How to join your linux server to the NTP pool project
This tutorial explains how to configure a NTP (Network Time Protocol) server (using ntpd) and join it to the continuously more demanded NTP pool project.
The NTP pool project is a DNS system, that balances the load of millions of queries for time synchronization by many electronic devices, such as servers, personal computers, tablets, smartphones and more. This means, that all queries for serving an accurate real time clock synchronization, are divided between all servers of the pool.
There are many factors, that increase the time deviation of any real clock. Listing the most relevant: acceleration and gravity (including gravitational waves). If a clock depends on a physical device, such as a quartz oscilator also temperature variations matter.
The NTP protocol is useful for the constantly synchronization of real time clocks, so that the inaccuracy of the real time clock of every day more used electronic devices, is decreased efficiently.
Without the NTP protocol, many electronic processes that depend on having access to an accurate real time clock, would be infeasible.
Some of those important processes are: encryption, bank transfers, digital signage and more.
Because time synchronization services are simple and important for our digital civilization, this tutorial invites you to setup your servers for joining the NTP pool project, so that you contribute to keep millions of digital transactions working properly.
1 Install the Network Time Protocol daemon
This package should have the same name in all linux distributions.
#Arch based systems pacman -S ntp#Debian based systems apt-get install ntp#Red Hat based systems dnf install ntp#Red Hat based systems yum install ntp#SUSE based systems zypper install ntp
dig 1a.ncomputers.org ANY
;; ANSWER SECTION:
1a.ncomputers.org. 26652 IN AAAA 2a02:c207:2010:9464::1
1a.ncomputers.org. 26652 IN A 18.104.22.168
2.3 Edit /etc/ntpd.conf file
Once you know the IPv6 and IPv4 addresses of the servers you chose, then copy and paste the below content to /etc/ntpd.conf replacing the bolded addresses accordingly.
restrict default kod nomodify nopeer noquery notrap
2.4 Restart the Network Time Protocol daemon
Once ntpd was configured, it is moment to load the new configuration file.
#init.d based init system service ntp restart#systemd as init system systemctl restart ntp
2.5 Test your server
You have to wait around five minutes until ntpd stabilizes the time sources and make sure port UDP 123 is open: NTP Server Online Tester.
3 Add web service redirect (optional)
In case your new NTP server is running web services as well, you may want to redirect web queries to the correct site. For example in apache you should add this virtual host:
Write the hostname of your new NTP server or one of its IPv4 / IPv6 static addresses.
Click on the submit button.
Hopefully you can provide at least one IPv4 static address and one IPv6 static address for each server.
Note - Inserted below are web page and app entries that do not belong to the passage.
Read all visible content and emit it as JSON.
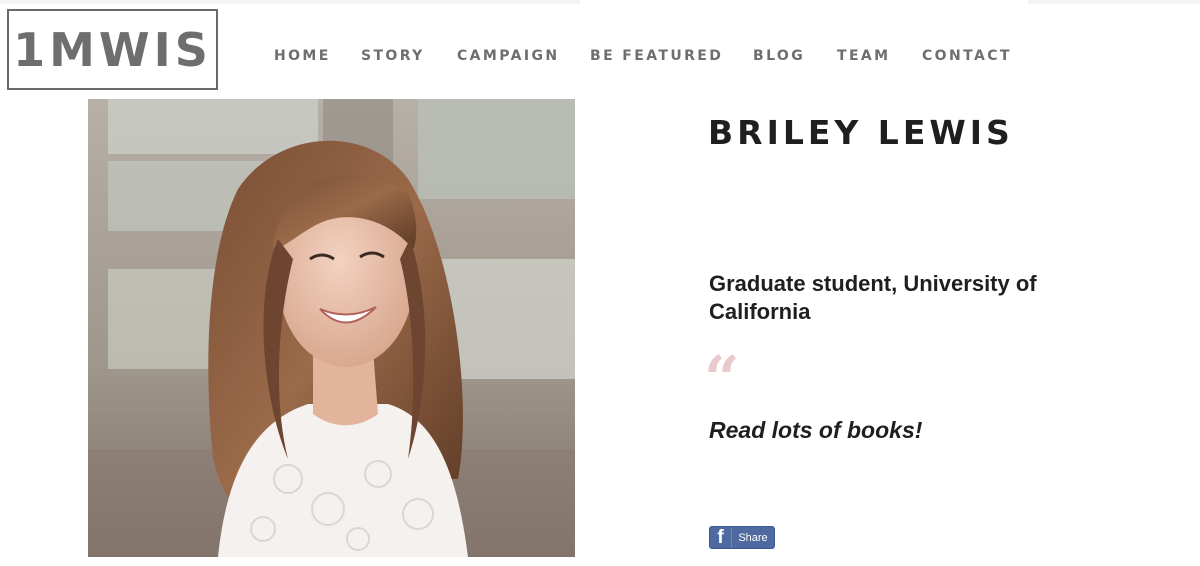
{
  "brand": {
    "logo_text": "1MWIS"
  },
  "nav": {
    "items": [
      "HOME",
      "STORY",
      "CAMPAIGN",
      "BE FEATURED",
      "BLOG",
      "TEAM",
      "CONTACT"
    ]
  },
  "profile": {
    "name": "BRILEY LEWIS",
    "role": "Graduate student, University of California",
    "quote_mark": "“",
    "quote": "Read lots of books!"
  },
  "share": {
    "label": "Share",
    "icon": "facebook-icon",
    "icon_glyph": "f"
  },
  "colors": {
    "nav_text": "#6e6e6e",
    "heading_text": "#1f1f1f",
    "quote_mark": "#e9c9cc",
    "facebook_blue": "#4f6aa0"
  }
}
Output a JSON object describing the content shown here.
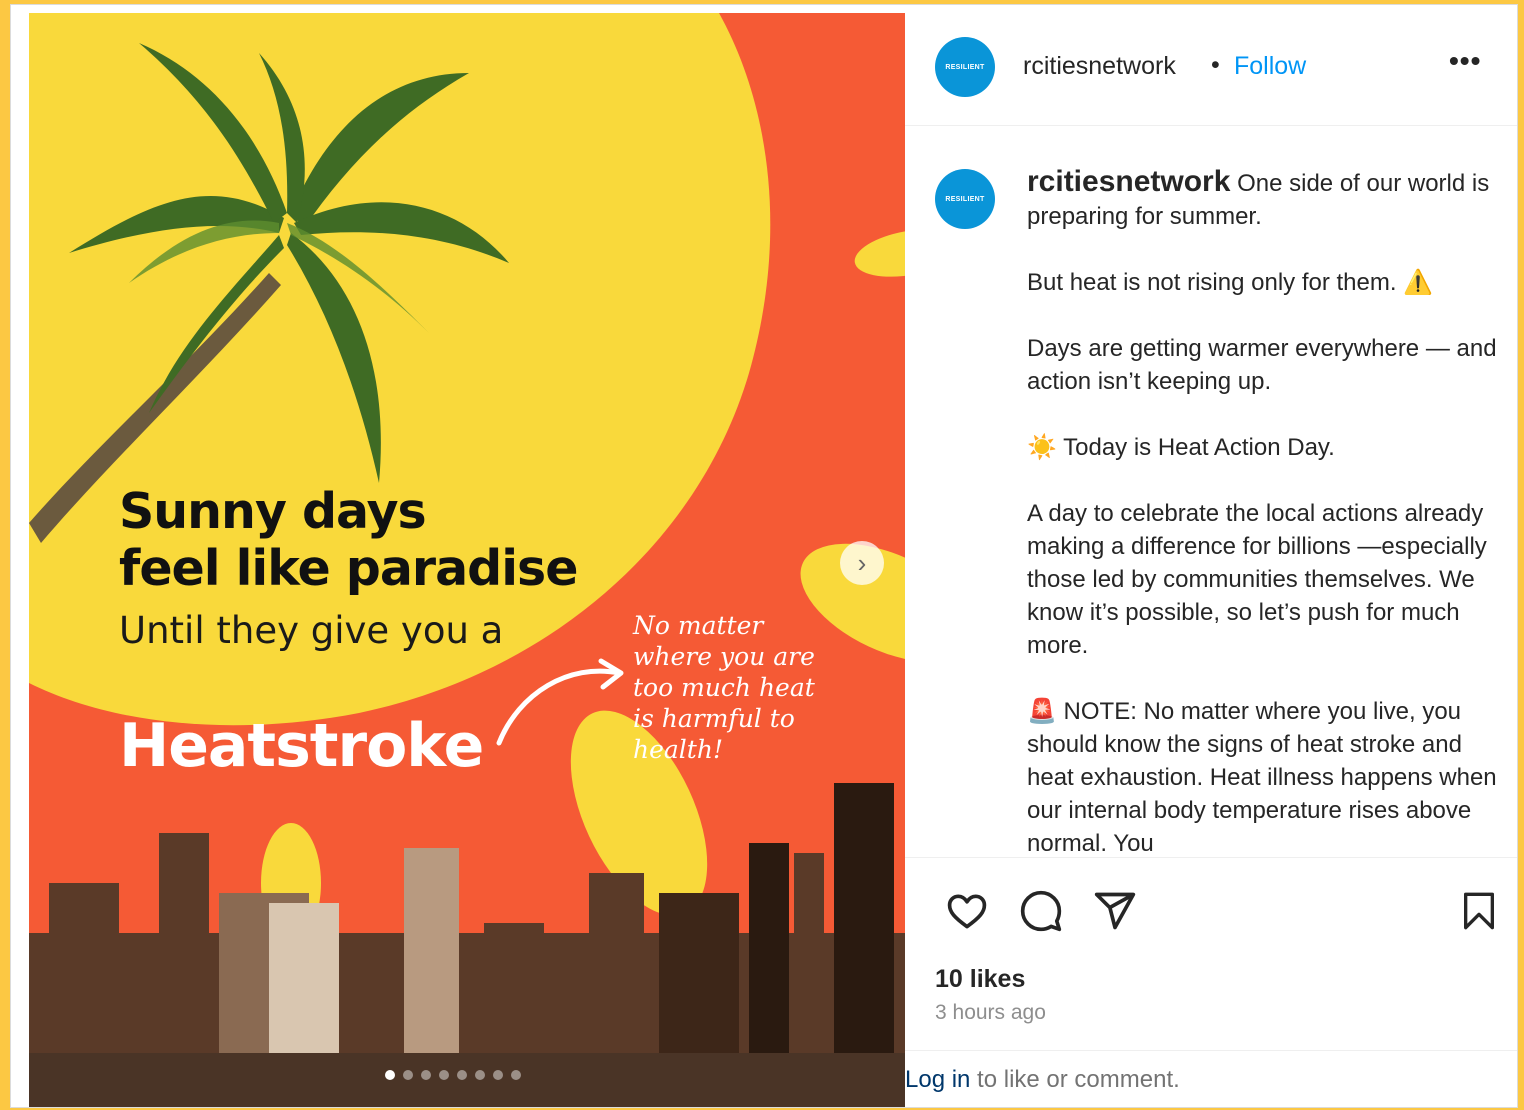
{
  "post": {
    "image": {
      "headline_line1": "Sunny days",
      "headline_line2": "feel like paradise",
      "subhead": "Until they give you a",
      "highlight": "Heatstroke",
      "callout": "No matter\nwhere you are\ntoo much heat\nis harmful to\nhealth!",
      "next_arrow": "›",
      "carousel_dots": 8,
      "carousel_active": 1,
      "colors": {
        "orange": "#f55a35",
        "yellow": "#f9d93b"
      }
    },
    "header": {
      "avatar_text": "RESILIENT",
      "username": "rcitiesnetwork",
      "separator": "•",
      "follow_label": "Follow",
      "more_label": "•••"
    },
    "caption": {
      "avatar_text": "RESILIENT",
      "username": "rcitiesnetwork",
      "p1": "One side of our world is preparing for summer.",
      "p2": "But heat is not rising only for them. ⚠️",
      "p3": "Days are getting warmer everywhere — and action isn’t keeping up.",
      "p4": "☀️ Today is Heat Action Day.",
      "p5": "A day to celebrate the local actions already making a difference for billions —especially those led by communities themselves. We know it’s possible, so let’s push for much more.",
      "p6": "🚨 NOTE: No matter where you live, you should know the signs of heat stroke and heat exhaustion. Heat illness happens when our internal body temperature rises above normal. You"
    },
    "actions": {
      "like_icon": "heart-icon",
      "comment_icon": "comment-icon",
      "share_icon": "share-icon",
      "save_icon": "bookmark-icon"
    },
    "likes": "10 likes",
    "timestamp": "3 hours ago",
    "login": {
      "link": "Log in",
      "rest": " to like or comment."
    },
    "accent_color": "#0095f6"
  }
}
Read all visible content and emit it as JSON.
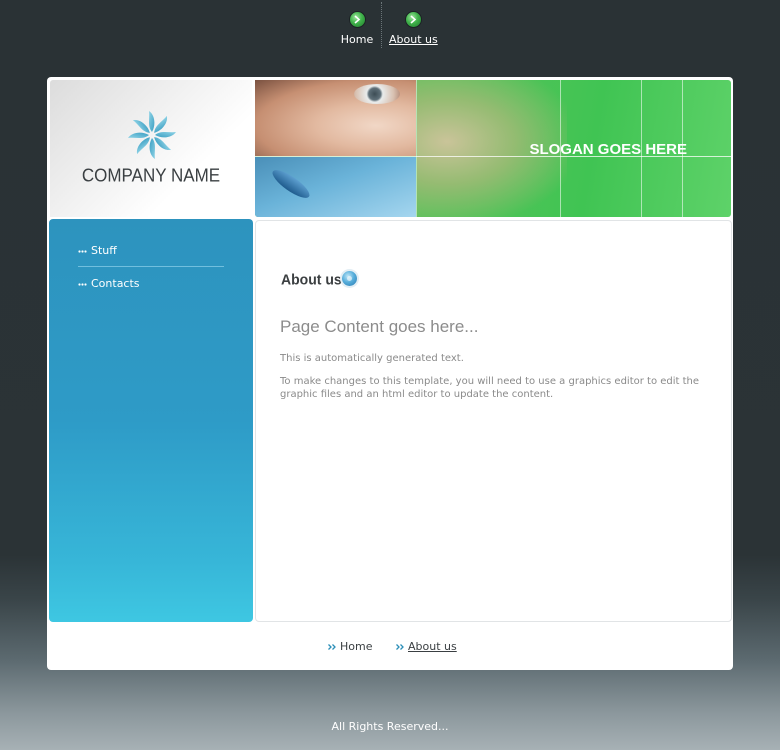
{
  "top_nav": {
    "items": [
      {
        "label": "Home",
        "active": false
      },
      {
        "label": "About us",
        "active": true
      }
    ]
  },
  "header": {
    "company_name": "COMPANY NAME",
    "slogan": "SLOGAN GOES HERE"
  },
  "sidebar": {
    "items": [
      {
        "label": "Stuff"
      },
      {
        "label": "Contacts"
      }
    ]
  },
  "content": {
    "heading": "About us",
    "page_title": "Page Content goes here...",
    "paragraphs": [
      "This is automatically generated text.",
      "To make changes to this template, you will need to use a graphics editor to edit the graphic files and an html editor to update the content."
    ]
  },
  "footer": {
    "links": [
      {
        "label": "Home"
      },
      {
        "label": "About us"
      }
    ],
    "copyright": "All Rights Reserved..."
  },
  "colors": {
    "background": "#2a3235",
    "sidebar": "#2e9bc7",
    "banner_green": "#40c453",
    "nav_bullet_green": "#3fb24a",
    "text_dark": "#3a3f42",
    "text_muted": "#8a8a8a"
  },
  "icons": {
    "logo": "pinwheel-logo-icon",
    "nav_bullet": "green-arrow-bullet-icon",
    "sidebar_bullet": "triple-dot-bullet-icon",
    "heading": "blue-orb-icon",
    "footer_bullet": "double-chevron-icon"
  }
}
Sometimes you have to wait few minutes until ntpd stabilizes the real time clock.
In case it asks for the physical location of your NTP server you only have to provide the country where it is located.
Once it appears in Your Servers list, you might want to handle the amount of traffic it serves, defining their net speed.
For OpenVZ virtual servers it is recommended, that you choose around 10MBit, since the server might be shutdown, because each OpenVZ instance usually supports a low amount of simultaneously network connections.
For physical and KVM servers you may select the highest available connection speed, even if your connection speed is lower than it.
As a reference data: the amount of traffic served by our NTP servers with a chosen net speed of 1000MBit is around 40 Kb/s downstream and 40 Kb/s upstream.